Last year we came out with a holiday gift list full of ideas for the privacy lover in your life. This year, we wanted to go a little more general. It’s estimated that 68% of consumers will buy tech gifts […]
Your IT security depends on a number of things: one of the most crucial factors is ensuring that you’re aware of vulnerabilities before they cause damage. By proactively managing vulnerabilities or impending issues, you stop your business from having to deal with potentially damaging repercussions later on.
SSH is a protocol commonly used by system administrators and developers to remotely access and manage servers from a remote location; it’s one of the most commonly used management protocols out there. A dangerous new vulnerability has been discovered that affects OpenSSH clients (PuTTY Windows SSH client is independent of OpenSSH and is not affected by this.)
Exploiting this newly discovered flaw allows the bad guys to set up a malicious SSH server, trick someone into ssh’ing into it, and then steal their private keys. The results could be disastrous, but don’t worry quite yet – there’s a way to avoid all of this.

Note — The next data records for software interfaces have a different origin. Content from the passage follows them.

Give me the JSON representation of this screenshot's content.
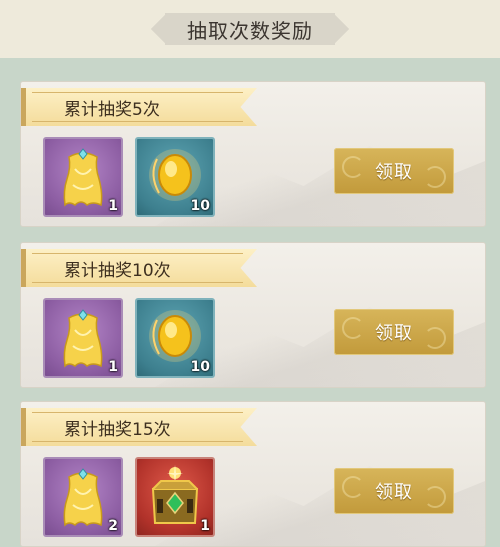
{
  "header": {
    "title": "抽取次数奖励"
  },
  "colors": {
    "claim_button": "#c9a447",
    "ribbon": "#f4dc9b",
    "panel": "#c8d6c9"
  },
  "rewards": [
    {
      "label": "累计抽奖5次",
      "button": "领取",
      "items": [
        {
          "icon": "golden-cape-icon",
          "count": "1"
        },
        {
          "icon": "gold-ingot-icon",
          "count": "10"
        }
      ]
    },
    {
      "label": "累计抽奖10次",
      "button": "领取",
      "items": [
        {
          "icon": "golden-cape-icon",
          "count": "1"
        },
        {
          "icon": "gold-ingot-icon",
          "count": "10"
        }
      ]
    },
    {
      "label": "累计抽奖15次",
      "button": "领取",
      "items": [
        {
          "icon": "golden-cape-icon",
          "count": "2"
        },
        {
          "icon": "jade-crown-icon",
          "count": "1"
        }
      ]
    }
  ]
}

What Can You Do?
Patches will be forthcoming for some systems, but both Macs and Windows Cygwin installations aren’t likely to see an update anytime soon, so it’s crucial that you manually apply one of the following workarounds on your laptops and workstations:
From a Mac’s Terminal app:
sudo sh -c 'echo "UseRoaming no" >> /etc/ssh/ssh_config'
From a Windows Cygwin Terminal:
If you don’t have an /etc/ssh_config (this is the default), write out this /etc/ssh_config:
If you do have an /etc/ssh_config, add the following below the existing Host * line:
Using Linux or BSD on a workstation or laptop:
sudo sh -c 'echo -e "Host *nUseRoaming no" >> /etc/ssh/ssh_config'
Don’t leave your workstations susceptible to dangerous hacks that could seriously compromise your livelihood. To learn more about this vulnerability or to speak with a team of IT experts about the most effective ways to stay secure, contact IT Freedom or 512.351.4960.